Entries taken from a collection
________________________________________
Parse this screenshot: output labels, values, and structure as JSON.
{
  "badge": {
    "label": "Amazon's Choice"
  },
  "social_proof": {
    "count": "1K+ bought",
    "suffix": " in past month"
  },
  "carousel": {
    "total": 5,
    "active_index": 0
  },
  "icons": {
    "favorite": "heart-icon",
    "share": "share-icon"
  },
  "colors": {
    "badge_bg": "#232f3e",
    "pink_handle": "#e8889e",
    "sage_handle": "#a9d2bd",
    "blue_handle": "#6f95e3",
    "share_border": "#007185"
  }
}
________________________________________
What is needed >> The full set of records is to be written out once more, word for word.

Output for this exercise >>
Parse this screenshot: output labels, values, and structure as JSON.
{
  "badge": {
    "label": "Amazon's Choice"
  },
  "social_proof": {
    "count": "1K+ bought",
    "suffix": " in past month"
  },
  "carousel": {
    "total": 5,
    "active_index": 0
  },
  "icons": {
    "favorite": "heart-icon",
    "share": "share-icon"
  },
  "colors": {
    "badge_bg": "#232f3e",
    "pink_handle": "#e8889e",
    "sage_handle": "#a9d2bd",
    "blue_handle": "#6f95e3",
    "share_border": "#007185"
  }
}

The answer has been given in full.